solicitude is breathed in that most solemn inquiry! Can any man know how holy God is, how strict the law is, how evil a thing sin is, how great a blessing salvation is, how glorious heaven is, how dreadful hell is, and how awful eternity is, and not, if his mind is really and seriously directed to these subjects, be anxious? It were more rational to imagine a man could have his property, his liberty, his life hanging in suspense, and yet feel no solicitude, than to be truly religious, and yet have no anxiety about his soul. The concern of some, who have been awakened to serious reflection, has been so great, that it has for a while disordered their intellect. This is excessive, and has arisen from want of clear knowledge of what can relieve their solicitude. But there never yet was one who was truly saved, who did not bear with him along the road to glory the burden, though not an unrelieved one, of a deep solicitude about his eternal welfare.

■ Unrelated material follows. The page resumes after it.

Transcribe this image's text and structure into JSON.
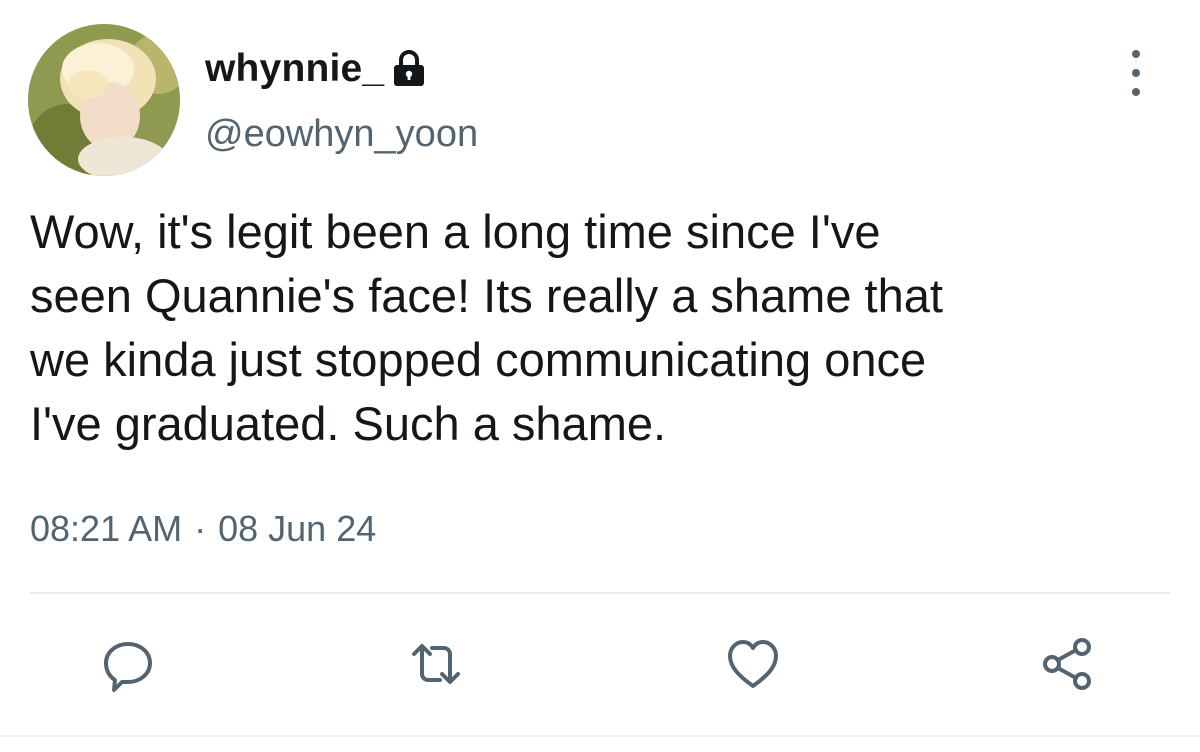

The anxiety of others on your behalf ought to make you anxious for yourself. It would be improper, except in the same figurative sense as pity and other emotions are ascribed to God in the Scripture, to ascribe anxiety to him; but in this sense we may. God is solicitous about you ; he has looked upon your soul, and its fallen state, with deep and infinite concern; his divine compassion has yearned over you; he has felt such anxiety for you, as to send his Son to die upon the cross for you, his Spirit to renew and sanctify you, his Bible to instruct you, and his ministers to wam you. Jesus Christ has been so anxious for you, that he has actually died for you upon the cross, and commissioned his servants to make known to you his love. The Spirit is anxious for you, and is ever striving with you in the Bible, and your conscience. Angels are anxious for you, and are waiting to become ministering spirits to your salvation. Devils are anxious to prevent your eternal happiness; which shows the greatness of your danger, and the just ground you have for alarm. Ministers are anxious for you, and labour and pray and preach for your conversion. Your parents, if pious, are anxious for you, and are supplicating, amidst tears and waiting and watching, for your